  • its effectiveness in ensuring slavery and human trafficking is not taking place within its business or supply chain; and
  • the training which it gives to its staff.

Further guidance is expected
to be published by the Government when the MSA is brought into force, giving organisations
more detail on, amongst other things, what they should be including in their
TISC statements.

What happens if an
organisation fails to comply?

There is no legal penalty for not complying (although the MSA
gives the Secretary of State the power to seek an injunction to force a
corporate to make such a statement).  The
real risk is reputational rather than legal.
This will be particularly so when it comes to sectors where corporate
reputation is a key part of the business model.
Listed entities will also be aware of the importance of ethical
investment, either by specific ethical investment funds, or as part of
responsible investment principles for other investors.

The reputational risk presented where slavery is discovered
within the supply chain has been highlighted again in recent weeks.  In California (which already has anti-slavery
laws similar in some respects to the MSA) Costco is facing a class-action
claim, seeking an injunction to prevent it from selling prawns unless they are
labelled as being tainted by slavery.
The claim alleges that a part of Costco’s complex supply chain, based in
Thailand, used slave labour on its boats.

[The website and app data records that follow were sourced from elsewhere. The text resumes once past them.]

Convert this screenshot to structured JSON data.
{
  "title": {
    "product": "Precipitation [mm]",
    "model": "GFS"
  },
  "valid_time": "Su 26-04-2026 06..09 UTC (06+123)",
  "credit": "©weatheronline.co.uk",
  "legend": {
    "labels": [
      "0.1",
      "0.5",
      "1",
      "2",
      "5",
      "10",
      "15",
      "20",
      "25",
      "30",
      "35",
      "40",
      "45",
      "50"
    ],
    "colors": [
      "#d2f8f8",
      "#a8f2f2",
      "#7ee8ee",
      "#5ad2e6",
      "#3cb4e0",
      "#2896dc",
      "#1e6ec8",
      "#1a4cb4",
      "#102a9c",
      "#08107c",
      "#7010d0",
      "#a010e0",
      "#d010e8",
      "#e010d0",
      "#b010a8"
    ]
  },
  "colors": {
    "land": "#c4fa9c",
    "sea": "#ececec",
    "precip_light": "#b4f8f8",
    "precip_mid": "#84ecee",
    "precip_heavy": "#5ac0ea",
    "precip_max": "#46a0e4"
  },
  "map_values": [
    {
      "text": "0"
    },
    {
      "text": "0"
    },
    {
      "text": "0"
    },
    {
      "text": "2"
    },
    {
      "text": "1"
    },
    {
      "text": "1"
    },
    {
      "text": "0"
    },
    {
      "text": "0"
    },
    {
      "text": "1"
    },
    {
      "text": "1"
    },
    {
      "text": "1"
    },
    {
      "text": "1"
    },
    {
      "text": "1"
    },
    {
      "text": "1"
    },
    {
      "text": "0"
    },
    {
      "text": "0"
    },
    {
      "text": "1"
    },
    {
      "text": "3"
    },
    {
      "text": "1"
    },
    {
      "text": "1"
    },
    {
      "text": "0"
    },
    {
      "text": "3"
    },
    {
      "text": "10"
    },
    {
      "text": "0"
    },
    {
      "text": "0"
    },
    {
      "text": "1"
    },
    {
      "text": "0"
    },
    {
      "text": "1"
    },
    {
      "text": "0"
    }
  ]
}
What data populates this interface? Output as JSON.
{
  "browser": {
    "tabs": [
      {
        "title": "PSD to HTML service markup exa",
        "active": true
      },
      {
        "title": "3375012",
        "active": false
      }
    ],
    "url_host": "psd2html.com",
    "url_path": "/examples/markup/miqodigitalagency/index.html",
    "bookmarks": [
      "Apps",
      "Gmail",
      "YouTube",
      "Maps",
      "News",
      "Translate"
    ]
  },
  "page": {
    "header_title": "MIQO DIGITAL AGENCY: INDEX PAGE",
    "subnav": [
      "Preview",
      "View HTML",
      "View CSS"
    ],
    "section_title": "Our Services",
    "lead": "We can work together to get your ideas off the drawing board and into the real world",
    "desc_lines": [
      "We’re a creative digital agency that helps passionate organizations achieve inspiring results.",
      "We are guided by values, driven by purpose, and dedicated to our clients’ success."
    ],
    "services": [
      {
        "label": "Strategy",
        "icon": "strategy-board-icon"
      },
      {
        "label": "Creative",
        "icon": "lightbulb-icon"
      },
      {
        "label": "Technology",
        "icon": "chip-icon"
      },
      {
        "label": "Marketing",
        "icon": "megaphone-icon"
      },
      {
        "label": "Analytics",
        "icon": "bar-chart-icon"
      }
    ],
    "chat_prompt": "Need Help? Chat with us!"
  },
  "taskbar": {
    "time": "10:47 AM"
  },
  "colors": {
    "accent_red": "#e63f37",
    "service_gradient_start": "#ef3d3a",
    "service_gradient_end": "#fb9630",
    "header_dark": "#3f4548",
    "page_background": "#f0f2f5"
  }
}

This type of action can cause a
great deal of reputational damage regardless of the outcome of the case.

Managing supply chain
risk: an integrated approach

The MSA’s approach of leaving it to individual organisations
to decide what steps are reasonable and proportionate for them to take will be
familiar to those who have been involved in preparing and implementing policies
and procedures in response to the Bribery Act 2010 (the Bribery Act).  The parallels
do not end there.  Many of the steps that
an organisation may want to take to comply with the MSA will be similar to
those that it also takes to comply with the Bribery Act and / or the effective
operation of a CSR programme, such as:

  • establishing a clear policy;
  • conducting a global a risk assessment to identify and assess potential vulnerabilities in the business and supply chain;
  • taking actions and developing processes to limit and manage those risks;
  • providing training to employees;
  • managing risk through contractual provisions with third parties; and
  • putting in place a monitoring system to track progress and compliance.

The absence of a corporate offence in the MSA, when compared
to the criminal offence of failing to prevent bribery (section 7 Bribery Act),
is an important distinguishing feature.
Nevertheless, the desire to ensure that there is no slavery within an
organisation’s supply chain, and the reputational considerations discussed
above, will mean that businesses need to think carefully about how they meet
this obligation.  For many, the most
efficient and effective course will be the co-opting of existing ABC procedures
to gather this further information and understand and address their corporate
exposure.

As those with experience in implementing anti-bribery
policies will know, another benefit of a robust compliance and monitoring
program is that it can uncover other instances of illegality, unethical conduct
or civil (contractual) wrong-doing in the supply chain.  For many, the TISC statement will become one more
addition to the suite of key reporting measurements derived from an integrated approach
to business which enable the management to have proper oversight of the risks
they face.

All businesses caught by the MSA will need to consider
carefully what they will include in their TISC statement, and how this will fit
with their existing compliance and CSR programs.